Task to complete
Collect the lines of the entries where "value" shows up.

Dataset entries:
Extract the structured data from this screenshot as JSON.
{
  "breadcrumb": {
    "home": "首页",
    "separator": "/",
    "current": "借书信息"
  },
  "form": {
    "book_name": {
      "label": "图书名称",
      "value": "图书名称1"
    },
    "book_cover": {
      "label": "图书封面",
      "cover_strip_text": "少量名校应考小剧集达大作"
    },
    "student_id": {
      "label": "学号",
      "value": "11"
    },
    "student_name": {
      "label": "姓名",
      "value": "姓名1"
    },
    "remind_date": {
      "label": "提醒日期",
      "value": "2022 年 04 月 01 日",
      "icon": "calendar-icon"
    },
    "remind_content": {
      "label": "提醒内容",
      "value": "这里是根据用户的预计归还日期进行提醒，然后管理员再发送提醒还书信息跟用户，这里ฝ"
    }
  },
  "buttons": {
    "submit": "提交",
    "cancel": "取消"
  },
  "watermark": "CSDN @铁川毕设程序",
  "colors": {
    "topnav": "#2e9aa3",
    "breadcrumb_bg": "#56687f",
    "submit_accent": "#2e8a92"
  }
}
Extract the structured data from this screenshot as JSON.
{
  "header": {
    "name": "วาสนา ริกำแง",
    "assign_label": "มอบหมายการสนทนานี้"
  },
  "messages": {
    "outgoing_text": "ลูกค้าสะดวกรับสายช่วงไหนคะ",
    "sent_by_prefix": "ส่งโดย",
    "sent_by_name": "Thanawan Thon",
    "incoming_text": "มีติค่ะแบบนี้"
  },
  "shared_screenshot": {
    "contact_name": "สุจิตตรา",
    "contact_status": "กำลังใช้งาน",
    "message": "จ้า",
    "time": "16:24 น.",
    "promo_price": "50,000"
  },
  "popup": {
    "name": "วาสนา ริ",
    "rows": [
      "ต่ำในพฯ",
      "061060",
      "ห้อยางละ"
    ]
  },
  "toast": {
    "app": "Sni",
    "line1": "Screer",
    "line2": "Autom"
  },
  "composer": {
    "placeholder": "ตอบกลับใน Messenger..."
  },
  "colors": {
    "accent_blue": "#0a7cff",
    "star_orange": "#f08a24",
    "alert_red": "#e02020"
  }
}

Exercise response
      "value": "图书名称1"
      "value": "11"
      "value": "姓名1"
      "value": "2022 年 04 月 01 日",
      "value": "这里是根据用户的预计归还日期进行提醒，然后管理员再发送提醒还书信息跟用户，这里ฝ"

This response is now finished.